# YOUR GOAL:
Find all lines below containing the string "https" and return them.

Data extracted from a collection:
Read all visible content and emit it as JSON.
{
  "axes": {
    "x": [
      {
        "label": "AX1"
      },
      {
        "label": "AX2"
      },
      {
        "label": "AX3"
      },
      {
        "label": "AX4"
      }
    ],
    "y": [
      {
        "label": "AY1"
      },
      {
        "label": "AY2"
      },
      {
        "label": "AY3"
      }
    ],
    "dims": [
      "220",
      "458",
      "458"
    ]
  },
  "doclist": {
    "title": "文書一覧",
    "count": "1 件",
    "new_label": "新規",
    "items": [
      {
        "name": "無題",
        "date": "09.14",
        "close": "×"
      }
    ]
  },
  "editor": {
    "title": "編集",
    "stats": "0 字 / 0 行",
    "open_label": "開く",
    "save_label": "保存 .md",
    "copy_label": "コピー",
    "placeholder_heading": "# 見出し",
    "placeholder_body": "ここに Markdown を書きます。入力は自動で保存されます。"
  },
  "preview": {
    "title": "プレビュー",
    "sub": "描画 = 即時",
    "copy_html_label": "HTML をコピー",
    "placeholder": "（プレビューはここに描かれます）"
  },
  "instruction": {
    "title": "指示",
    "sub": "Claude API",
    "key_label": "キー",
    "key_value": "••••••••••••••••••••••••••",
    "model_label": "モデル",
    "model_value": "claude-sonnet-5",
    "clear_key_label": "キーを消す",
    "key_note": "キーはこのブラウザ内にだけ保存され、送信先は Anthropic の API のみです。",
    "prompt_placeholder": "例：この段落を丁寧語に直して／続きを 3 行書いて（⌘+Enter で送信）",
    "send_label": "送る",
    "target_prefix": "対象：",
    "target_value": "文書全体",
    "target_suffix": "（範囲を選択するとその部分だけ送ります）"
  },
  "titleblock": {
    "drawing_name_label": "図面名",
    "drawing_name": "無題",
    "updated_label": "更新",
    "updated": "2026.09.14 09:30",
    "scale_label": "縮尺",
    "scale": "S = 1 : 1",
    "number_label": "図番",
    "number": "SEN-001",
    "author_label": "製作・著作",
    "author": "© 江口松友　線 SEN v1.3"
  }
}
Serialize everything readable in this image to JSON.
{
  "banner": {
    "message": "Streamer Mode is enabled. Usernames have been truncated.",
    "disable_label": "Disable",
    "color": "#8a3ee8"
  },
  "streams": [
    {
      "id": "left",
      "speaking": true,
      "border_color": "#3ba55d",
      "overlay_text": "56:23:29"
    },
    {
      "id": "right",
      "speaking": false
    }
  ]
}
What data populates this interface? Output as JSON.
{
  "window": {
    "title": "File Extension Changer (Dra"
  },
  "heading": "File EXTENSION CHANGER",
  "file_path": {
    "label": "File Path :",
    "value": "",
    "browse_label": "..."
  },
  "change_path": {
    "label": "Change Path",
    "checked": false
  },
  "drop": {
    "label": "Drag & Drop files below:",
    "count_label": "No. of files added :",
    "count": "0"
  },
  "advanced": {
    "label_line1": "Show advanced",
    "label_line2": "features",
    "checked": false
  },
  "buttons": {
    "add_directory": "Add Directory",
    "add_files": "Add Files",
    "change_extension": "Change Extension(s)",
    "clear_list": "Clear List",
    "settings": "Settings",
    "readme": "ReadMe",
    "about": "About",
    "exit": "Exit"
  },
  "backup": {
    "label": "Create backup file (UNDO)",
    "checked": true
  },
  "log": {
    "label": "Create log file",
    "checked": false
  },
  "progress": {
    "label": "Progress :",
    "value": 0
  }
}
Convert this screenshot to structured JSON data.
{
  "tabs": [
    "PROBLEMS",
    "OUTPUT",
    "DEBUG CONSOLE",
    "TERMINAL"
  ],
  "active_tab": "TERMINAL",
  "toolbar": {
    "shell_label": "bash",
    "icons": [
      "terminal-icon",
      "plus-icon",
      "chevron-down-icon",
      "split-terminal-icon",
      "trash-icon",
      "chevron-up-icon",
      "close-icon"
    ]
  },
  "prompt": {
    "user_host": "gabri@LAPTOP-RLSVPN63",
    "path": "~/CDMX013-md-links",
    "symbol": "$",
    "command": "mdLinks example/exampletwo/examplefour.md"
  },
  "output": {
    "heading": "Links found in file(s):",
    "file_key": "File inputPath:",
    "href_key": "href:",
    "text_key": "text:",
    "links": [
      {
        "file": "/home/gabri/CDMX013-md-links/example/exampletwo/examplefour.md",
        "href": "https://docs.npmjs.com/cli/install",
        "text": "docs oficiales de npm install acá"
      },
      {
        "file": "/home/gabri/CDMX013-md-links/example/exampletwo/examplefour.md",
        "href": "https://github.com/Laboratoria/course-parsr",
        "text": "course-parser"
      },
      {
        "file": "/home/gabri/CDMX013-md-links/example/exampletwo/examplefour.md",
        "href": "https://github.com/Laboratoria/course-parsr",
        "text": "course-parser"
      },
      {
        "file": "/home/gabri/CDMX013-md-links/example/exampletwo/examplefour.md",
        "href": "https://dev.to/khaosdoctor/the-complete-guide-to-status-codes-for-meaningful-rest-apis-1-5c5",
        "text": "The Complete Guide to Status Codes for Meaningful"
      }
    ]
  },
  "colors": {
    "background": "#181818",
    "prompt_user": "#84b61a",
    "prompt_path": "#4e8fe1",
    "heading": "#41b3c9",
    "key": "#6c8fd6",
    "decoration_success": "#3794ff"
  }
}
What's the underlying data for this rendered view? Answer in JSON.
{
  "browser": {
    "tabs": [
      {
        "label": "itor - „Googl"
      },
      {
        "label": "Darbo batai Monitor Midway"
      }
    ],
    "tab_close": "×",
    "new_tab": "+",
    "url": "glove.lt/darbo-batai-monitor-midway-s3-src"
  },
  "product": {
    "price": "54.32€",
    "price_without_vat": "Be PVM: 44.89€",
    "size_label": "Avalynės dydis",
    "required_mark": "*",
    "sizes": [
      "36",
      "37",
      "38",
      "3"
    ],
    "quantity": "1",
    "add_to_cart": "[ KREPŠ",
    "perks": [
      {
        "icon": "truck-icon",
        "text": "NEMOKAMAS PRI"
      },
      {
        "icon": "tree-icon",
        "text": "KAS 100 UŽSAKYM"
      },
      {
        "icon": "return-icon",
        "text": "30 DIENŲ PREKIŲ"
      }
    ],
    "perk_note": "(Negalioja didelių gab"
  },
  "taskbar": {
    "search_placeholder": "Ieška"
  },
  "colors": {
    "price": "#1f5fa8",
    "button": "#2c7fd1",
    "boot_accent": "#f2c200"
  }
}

# SOLUTION TO THE EXERCISE:
        "href": "https://docs.npmjs.com/cli/install",
        "href": "https://github.com/Laboratoria/course-parsr",
        "href": "https://github.com/Laboratoria/course-parsr",
        "href": "https://dev.to/khaosdoctor/the-complete-guide-to-status-codes-for-meaningful-rest-apis-1-5c5",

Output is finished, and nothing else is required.